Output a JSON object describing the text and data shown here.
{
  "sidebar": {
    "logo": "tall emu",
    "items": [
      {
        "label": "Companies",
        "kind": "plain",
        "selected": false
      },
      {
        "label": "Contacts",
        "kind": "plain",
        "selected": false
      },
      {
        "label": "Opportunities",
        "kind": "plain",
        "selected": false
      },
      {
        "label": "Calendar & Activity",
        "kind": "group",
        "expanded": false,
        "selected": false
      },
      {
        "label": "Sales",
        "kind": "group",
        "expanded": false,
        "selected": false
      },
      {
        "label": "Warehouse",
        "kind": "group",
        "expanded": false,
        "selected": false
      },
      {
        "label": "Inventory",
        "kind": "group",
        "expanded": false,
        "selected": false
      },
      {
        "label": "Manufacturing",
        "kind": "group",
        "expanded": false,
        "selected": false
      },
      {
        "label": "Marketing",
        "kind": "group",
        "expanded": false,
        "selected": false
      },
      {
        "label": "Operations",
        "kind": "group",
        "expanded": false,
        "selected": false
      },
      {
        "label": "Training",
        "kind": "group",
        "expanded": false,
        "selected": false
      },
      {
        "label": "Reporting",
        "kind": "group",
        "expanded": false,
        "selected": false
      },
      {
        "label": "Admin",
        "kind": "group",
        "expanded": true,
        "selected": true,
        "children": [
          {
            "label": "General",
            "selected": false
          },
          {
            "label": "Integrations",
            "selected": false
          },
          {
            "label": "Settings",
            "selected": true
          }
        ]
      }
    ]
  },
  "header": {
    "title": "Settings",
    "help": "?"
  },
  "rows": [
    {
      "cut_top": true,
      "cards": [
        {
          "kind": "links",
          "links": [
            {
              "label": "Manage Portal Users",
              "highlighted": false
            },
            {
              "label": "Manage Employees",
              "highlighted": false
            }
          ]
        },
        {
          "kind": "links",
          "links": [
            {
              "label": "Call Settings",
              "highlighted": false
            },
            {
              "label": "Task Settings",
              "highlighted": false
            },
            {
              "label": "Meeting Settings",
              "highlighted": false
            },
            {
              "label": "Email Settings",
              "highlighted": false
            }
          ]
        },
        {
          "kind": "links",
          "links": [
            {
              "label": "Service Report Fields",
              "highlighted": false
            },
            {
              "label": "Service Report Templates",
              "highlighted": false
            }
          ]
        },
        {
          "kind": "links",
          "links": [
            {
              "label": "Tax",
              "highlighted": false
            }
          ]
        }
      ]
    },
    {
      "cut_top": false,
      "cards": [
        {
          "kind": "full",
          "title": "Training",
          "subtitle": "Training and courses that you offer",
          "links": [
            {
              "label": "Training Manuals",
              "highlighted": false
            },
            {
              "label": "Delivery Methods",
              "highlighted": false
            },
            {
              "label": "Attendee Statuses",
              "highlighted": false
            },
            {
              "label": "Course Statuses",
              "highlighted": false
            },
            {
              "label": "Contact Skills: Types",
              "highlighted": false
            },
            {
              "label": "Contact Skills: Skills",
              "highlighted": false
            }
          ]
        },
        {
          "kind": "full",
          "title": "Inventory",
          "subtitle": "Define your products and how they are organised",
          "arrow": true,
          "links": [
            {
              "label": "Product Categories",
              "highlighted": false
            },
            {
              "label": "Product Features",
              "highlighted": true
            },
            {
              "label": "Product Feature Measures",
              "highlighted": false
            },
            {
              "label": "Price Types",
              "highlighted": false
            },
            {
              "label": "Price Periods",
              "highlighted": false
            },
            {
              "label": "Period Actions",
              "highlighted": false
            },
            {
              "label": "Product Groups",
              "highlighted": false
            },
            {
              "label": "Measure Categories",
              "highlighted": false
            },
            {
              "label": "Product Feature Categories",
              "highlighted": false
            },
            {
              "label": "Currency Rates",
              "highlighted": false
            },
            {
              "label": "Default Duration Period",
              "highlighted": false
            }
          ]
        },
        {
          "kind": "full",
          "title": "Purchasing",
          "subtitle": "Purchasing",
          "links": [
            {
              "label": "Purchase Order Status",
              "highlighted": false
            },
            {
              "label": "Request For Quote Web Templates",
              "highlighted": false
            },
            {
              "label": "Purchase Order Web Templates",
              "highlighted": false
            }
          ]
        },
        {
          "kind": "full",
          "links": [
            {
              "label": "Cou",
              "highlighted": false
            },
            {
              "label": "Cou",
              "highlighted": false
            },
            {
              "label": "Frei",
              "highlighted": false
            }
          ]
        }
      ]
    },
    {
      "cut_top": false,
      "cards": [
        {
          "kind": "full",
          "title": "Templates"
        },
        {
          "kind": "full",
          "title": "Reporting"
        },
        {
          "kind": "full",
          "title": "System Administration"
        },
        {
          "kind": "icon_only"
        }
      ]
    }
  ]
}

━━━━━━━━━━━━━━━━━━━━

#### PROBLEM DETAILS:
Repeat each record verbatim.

#### SOLUTION FOR THIS EXERCISE:
Output a JSON object describing the text and data shown here.
{
  "sidebar": {
    "logo": "tall emu",
    "items": [
      {
        "label": "Companies",
        "kind": "plain",
        "selected": false
      },
      {
        "label": "Contacts",
        "kind": "plain",
        "selected": false
      },
      {
        "label": "Opportunities",
        "kind": "plain",
        "selected": false
      },
      {
        "label": "Calendar & Activity",
        "kind": "group",
        "expanded": false,
        "selected": false
      },
      {
        "label": "Sales",
        "kind": "group",
        "expanded": false,
        "selected": false
      },
      {
        "label": "Warehouse",
        "kind": "group",
        "expanded": false,
        "selected": false
      },
      {
        "label": "Inventory",
        "kind": "group",
        "expanded": false,
        "selected": false
      },
      {
        "label": "Manufacturing",
        "kind": "group",
        "expanded": false,
        "selected": false
      },
      {
        "label": "Marketing",
        "kind": "group",
        "expanded": false,
        "selected": false
      },
      {
        "label": "Operations",
        "kind": "group",
        "expanded": false,
        "selected": false
      },
      {
        "label": "Training",
        "kind": "group",
        "expanded": false,
        "selected": false
      },
      {
        "label": "Reporting",
        "kind": "group",
        "expanded": false,
        "selected": false
      },
      {
        "label": "Admin",
        "kind": "group",
        "expanded": true,
        "selected": true,
        "children": [
          {
            "label": "General",
            "selected": false
          },
          {
            "label": "Integrations",
            "selected": false
          },
          {
            "label": "Settings",
            "selected": true
          }
        ]
      }
    ]
  },
  "header": {
    "title": "Settings",
    "help": "?"
  },
  "rows": [
    {
      "cut_top": true,
      "cards": [
        {
          "kind": "links",
          "links": [
            {
              "label": "Manage Portal Users",
              "highlighted": false
            },
            {
              "label": "Manage Employees",
              "highlighted": false
            }
          ]
        },
        {
          "kind": "links",
          "links": [
            {
              "label": "Call Settings",
              "highlighted": false
            },
            {
              "label": "Task Settings",
              "highlighted": false
            },
            {
              "label": "Meeting Settings",
              "highlighted": false
            },
            {
              "label": "Email Settings",
              "highlighted": false
            }
          ]
        },
        {
          "kind": "links",
          "links": [
            {
              "label": "Service Report Fields",
              "highlighted": false
            },
            {
              "label": "Service Report Templates",
              "highlighted": false
            }
          ]
        },
        {
          "kind": "links",
          "links": [
            {
              "label": "Tax",
              "highlighted": false
            }
          ]
        }
      ]
    },
    {
      "cut_top": false,
      "cards": [
        {
          "kind": "full",
          "title": "Training",
          "subtitle": "Training and courses that you offer",
          "links": [
            {
              "label": "Training Manuals",
              "highlighted": false
            },
            {
              "label": "Delivery Methods",
              "highlighted": false
            },
            {
              "label": "Attendee Statuses",
              "highlighted": false
            },
            {
              "label": "Course Statuses",
              "highlighted": false
            },
            {
              "label": "Contact Skills: Types",
              "highlighted": false
            },
            {
              "label": "Contact Skills: Skills",
              "highlighted": false
            }
          ]
        },
        {
          "kind": "full",
          "title": "Inventory",
          "subtitle": "Define your products and how they are organised",
          "arrow": true,
          "links": [
            {
              "label": "Product Categories",
              "highlighted": false
            },
            {
              "label": "Product Features",
              "highlighted": true
            },
            {
              "label": "Product Feature Measures",
              "highlighted": false
            },
            {
              "label": "Price Types",
              "highlighted": false
            },
            {
              "label": "Price Periods",
              "highlighted": false
            },
            {
              "label": "Period Actions",
              "highlighted": false
            },
            {
              "label": "Product Groups",
              "highlighted": false
            },
            {
              "label": "Measure Categories",
              "highlighted": false
            },
            {
              "label": "Product Feature Categories",
              "highlighted": false
            },
            {
              "label": "Currency Rates",
              "highlighted": false
            },
            {
              "label": "Default Duration Period",
              "highlighted": false
            }
          ]
        },
        {
          "kind": "full",
          "title": "Purchasing",
          "subtitle": "Purchasing",
          "links": [
            {
              "label": "Purchase Order Status",
              "highlighted": false
            },
            {
              "label": "Request For Quote Web Templates",
              "highlighted": false
            },
            {
              "label": "Purchase Order Web Templates",
              "highlighted": false
            }
          ]
        },
        {
          "kind": "full",
          "links": [
            {
              "label": "Cou",
              "highlighted": false
            },
            {
              "label": "Cou",
              "highlighted": false
            },
            {
              "label": "Frei",
              "highlighted": false
            }
          ]
        }
      ]
    },
    {
      "cut_top": false,
      "cards": [
        {
          "kind": "full",
          "title": "Templates"
        },
        {
          "kind": "full",
          "title": "Reporting"
        },
        {
          "kind": "full",
          "title": "System Administration"
        },
        {
          "kind": "icon_only"
        }
      ]
    }
  ]
}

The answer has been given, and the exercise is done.